Conservacion Patagonica IDIOMA: ESPAÑOL

Overgrazing and Desertification

Desertification in the Southern Cone

For centuries, Patagonia's vast expanses of arid grasslands supported large herds of wild herbivores grazing on native grasses and scrubs. However, the introduction of sheep (and occasionally cattle) ranching in the early 20th century quickly destroyed this ecological balance. Although these hardy pioneers in Patagonia displayed admirable fortitude in braving the harsh climate, they established a system of land use that could not thrive given the region's geography and ecology. Stocking rates were consistently over 60% above the estimated carrying capacity of the land. Domestic animals, particularly sheep, inflict far more damage on grasses as they graze than do native herbivores.

The result: vast areas of remote and undeveloped Patagonia approach irreversible ecological collapse. As livestock strips an area down to minimal vegetation, a downward spiral begins. Sheep are selective grazers and long-standing irresponsibility in management has intensified grazing patterns of uneven utilization. This inequity in grazing can lead to animal distribution levels that vary from 8 to 20 times the total stocking rate of a given pasture. This grazing pattern makes it virtually impossible for certain plants to recover. More and more woody, unpalatable plants dominate the landscape as livestock selectively eat grasses and not these scrubs, rendering the land less productive for both livestock and wildlife.

Damaged grasslands retain less moisture, continuing to break up ground cover and further inhibiting the re-growth of native, perennial plants that are more capable of sabsorbing carbon dioxide and enriching soil. Meanwhile, diminishing vegetation cover leaves sandy soils vulnerable to wind erosion from Patagonia's notoriously fierce winds. Like in regions of Africa bordering the Sahara, vast areas of Patagonia have already turned to desert, virtual dead zones for flora and fauna.

Damaged grasslands are vulnerable to wind erosion

Cattle ranching in Patagonia

These ecologically damaging practices have proven economically unsustainable as well. Although drastically lower stocking rates might make sheep ranching ecologically responsible, such a system would not be economically viable in much of the region given its remoteness, severe climate and the relatively low global price of meat and wool. The Patagonian sheep industry, which began less than a century ago, peaked in 1952, with over 21 million sheep in the region. Since then, the livestock industry has contracted; by 1999, only 8.5 million sheep remained in the region. Competition on the world wool market from Australia combined with ecological decline from overshooting the carrying capacity of the land to make raising livestock a poor economic base for the region. Many historic estancias have been abandoned as desertification has rendered them economically unviable.

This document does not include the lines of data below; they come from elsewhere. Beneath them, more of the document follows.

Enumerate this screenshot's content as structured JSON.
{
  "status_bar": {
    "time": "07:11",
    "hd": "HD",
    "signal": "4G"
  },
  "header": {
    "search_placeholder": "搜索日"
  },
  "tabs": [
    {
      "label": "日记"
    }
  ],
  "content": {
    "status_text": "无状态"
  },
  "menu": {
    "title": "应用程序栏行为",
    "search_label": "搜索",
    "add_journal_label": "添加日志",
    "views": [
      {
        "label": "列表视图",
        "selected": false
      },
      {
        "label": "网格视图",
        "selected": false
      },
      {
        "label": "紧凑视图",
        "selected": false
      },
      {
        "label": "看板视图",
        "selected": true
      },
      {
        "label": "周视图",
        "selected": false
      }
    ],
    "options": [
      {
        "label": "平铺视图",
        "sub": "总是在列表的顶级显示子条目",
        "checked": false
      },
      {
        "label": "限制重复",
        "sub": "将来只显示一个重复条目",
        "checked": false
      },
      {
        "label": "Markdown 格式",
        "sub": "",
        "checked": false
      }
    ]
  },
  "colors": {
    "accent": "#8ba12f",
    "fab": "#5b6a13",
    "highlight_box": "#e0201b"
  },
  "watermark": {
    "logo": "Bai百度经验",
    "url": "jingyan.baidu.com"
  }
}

Severe desertification affects ~30 % of the region. Even worse, over 90 % of Patagonia suffers from some degree of degraded soils, mostly because of unsustainable land use exacerbated by natural forces of erosion. Studies have found that in no area of Patagonia have the impacts from grazing been negligible. Throughout Chile and Argentina, the desertification of Patagonia is widely recognized as one of the most urgent ecological problems. Government ministries in Chile and Argentina confirm that overgrazing must end to avoid further—often irreversible—damages.

Erosion due to overgrazing

Grasslands recover and wildlife returns

Luckily, there is hope for reversing this plight. After just five years free of livestock, the grasslands of the Chacabuco Valley, the heart of the future Patagonia National Park, have made impressive and visible strides towards recovery. Through pioneering ecosystem restoration practices, we aim to establish this project as a model initiative for restoring health to Patagonia.